**RECORDED DATA:**
==*==

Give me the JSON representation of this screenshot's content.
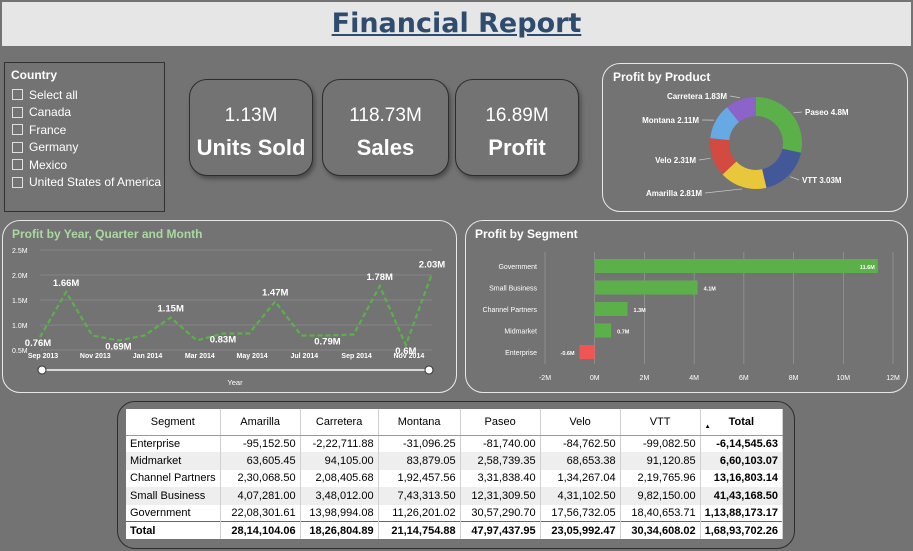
{
  "title": "Financial Report",
  "slicer": {
    "header": "Country",
    "items": [
      "Select all",
      "Canada",
      "France",
      "Germany",
      "Mexico",
      "United States of America"
    ]
  },
  "cards": [
    {
      "value": "1.13M",
      "label": "Units Sold"
    },
    {
      "value": "118.73M",
      "label": "Sales"
    },
    {
      "value": "16.89M",
      "label": "Profit"
    }
  ],
  "donut": {
    "title": "Profit by Product",
    "slices": [
      {
        "name": "Paseo",
        "label": "Paseo 4.8M",
        "value": 4.8,
        "color": "#5cb04a"
      },
      {
        "name": "VTT",
        "label": "VTT 3.03M",
        "value": 3.03,
        "color": "#435898"
      },
      {
        "name": "Amarilla",
        "label": "Amarilla 2.81M",
        "value": 2.81,
        "color": "#e8c83a"
      },
      {
        "name": "Velo",
        "label": "Velo 2.31M",
        "value": 2.31,
        "color": "#d24a40"
      },
      {
        "name": "Montana",
        "label": "Montana 2.11M",
        "value": 2.11,
        "color": "#67a9e2"
      },
      {
        "name": "Carretera",
        "label": "Carretera 1.83M",
        "value": 1.83,
        "color": "#8c63c9"
      }
    ]
  },
  "line": {
    "title": "Profit by Year, Quarter and Month",
    "xlabel": "Year",
    "y_ticks": [
      "0.5M",
      "1.0M",
      "1.5M",
      "2.0M",
      "2.5M"
    ],
    "x_ticks": [
      "Sep 2013",
      "Nov 2013",
      "Jan 2014",
      "Mar 2014",
      "May 2014",
      "Jul 2014",
      "Sep 2014",
      "Nov 2014"
    ],
    "labels": [
      "0.76M",
      "1.66M",
      "0.69M",
      "1.15M",
      "0.83M",
      "1.47M",
      "0.79M",
      "1.78M",
      "0.6M",
      "2.03M"
    ],
    "color": "#5cb04a"
  },
  "bar": {
    "title": "Profit by Segment",
    "x_ticks": [
      "-2M",
      "0M",
      "2M",
      "4M",
      "6M",
      "8M",
      "10M",
      "12M"
    ],
    "labels": [
      "11.6M",
      "4.1M",
      "1.3M",
      "0.7M",
      "-0.6M"
    ],
    "positive_color": "#5cb04a",
    "negative_color": "#f05555"
  },
  "chart_data": [
    {
      "type": "pie",
      "title": "Profit by Product",
      "categories": [
        "Paseo",
        "VTT",
        "Amarilla",
        "Velo",
        "Montana",
        "Carretera"
      ],
      "values": [
        4.8,
        3.03,
        2.81,
        2.31,
        2.11,
        1.83
      ]
    },
    {
      "type": "line",
      "title": "Profit by Year, Quarter and Month",
      "xlabel": "Year",
      "x": [
        "Sep 2013",
        "Oct 2013",
        "Nov 2013",
        "Dec 2013",
        "Jan 2014",
        "Feb 2014",
        "Mar 2014",
        "Apr 2014",
        "May 2014",
        "Jun 2014",
        "Jul 2014",
        "Aug 2014",
        "Sep 2014",
        "Oct 2014",
        "Nov 2014",
        "Dec 2014"
      ],
      "values": [
        0.76,
        1.66,
        0.79,
        0.69,
        0.79,
        1.15,
        0.69,
        0.83,
        0.83,
        1.47,
        0.79,
        0.79,
        0.81,
        1.78,
        0.6,
        2.03
      ],
      "ylim": [
        0.5,
        2.5
      ]
    },
    {
      "type": "bar",
      "title": "Profit by Segment",
      "categories": [
        "Government",
        "Small Business",
        "Channel Partners",
        "Midmarket",
        "Enterprise"
      ],
      "values": [
        11.39,
        4.14,
        1.32,
        0.66,
        -0.61
      ],
      "xlim": [
        -2,
        12
      ]
    }
  ],
  "table": {
    "headers": [
      "Segment",
      "Amarilla",
      "Carretera",
      "Montana",
      "Paseo",
      "Velo",
      "VTT",
      "Total"
    ],
    "rows": [
      [
        "Enterprise",
        "-95,152.50",
        "-2,22,711.88",
        "-31,096.25",
        "-81,740.00",
        "-84,762.50",
        "-99,082.50",
        "-6,14,545.63"
      ],
      [
        "Midmarket",
        "63,605.45",
        "94,105.00",
        "83,879.05",
        "2,58,739.35",
        "68,653.38",
        "91,120.85",
        "6,60,103.07"
      ],
      [
        "Channel Partners",
        "2,30,068.50",
        "2,08,405.68",
        "1,92,457.56",
        "3,31,838.40",
        "1,34,267.04",
        "2,19,765.96",
        "13,16,803.14"
      ],
      [
        "Small Business",
        "4,07,281.00",
        "3,48,012.00",
        "7,43,313.50",
        "12,31,309.50",
        "4,31,102.50",
        "9,82,150.00",
        "41,43,168.50"
      ],
      [
        "Government",
        "22,08,301.61",
        "13,98,994.08",
        "11,26,201.02",
        "30,57,290.70",
        "17,56,732.05",
        "18,40,653.71",
        "1,13,88,173.17"
      ],
      [
        "Total",
        "28,14,104.06",
        "18,26,804.89",
        "21,14,754.88",
        "47,97,437.95",
        "23,05,992.47",
        "30,34,608.02",
        "1,68,93,702.26"
      ]
    ]
  }
}
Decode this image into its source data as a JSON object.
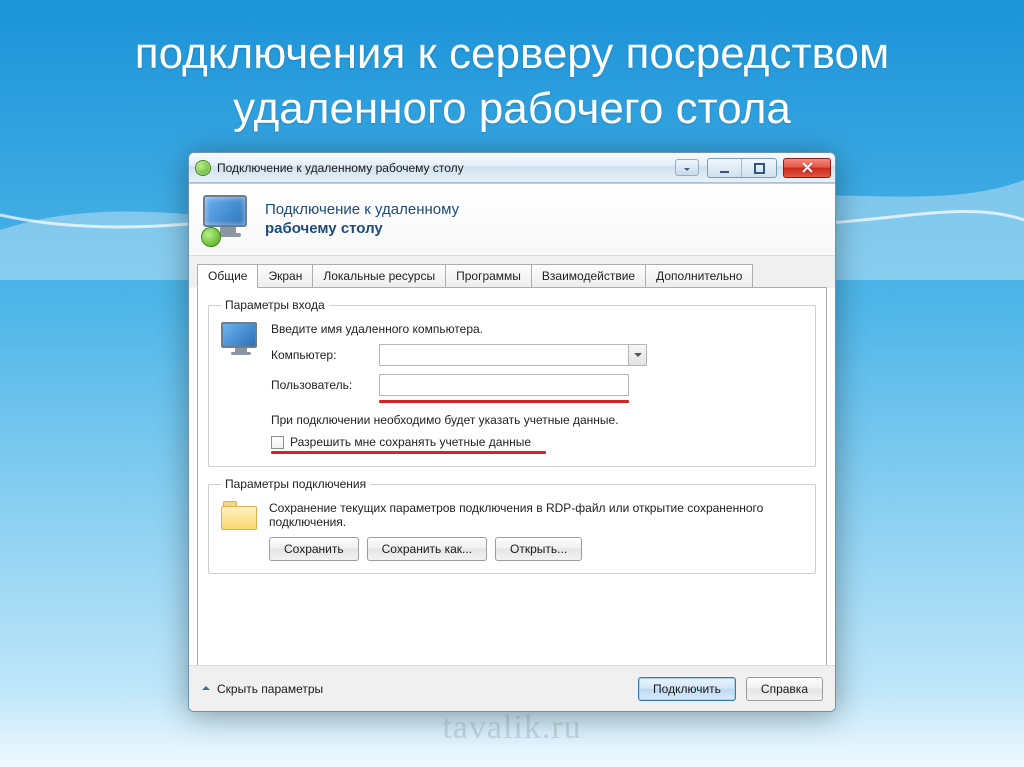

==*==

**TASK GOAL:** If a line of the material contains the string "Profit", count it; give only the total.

**SOLUTION:** 7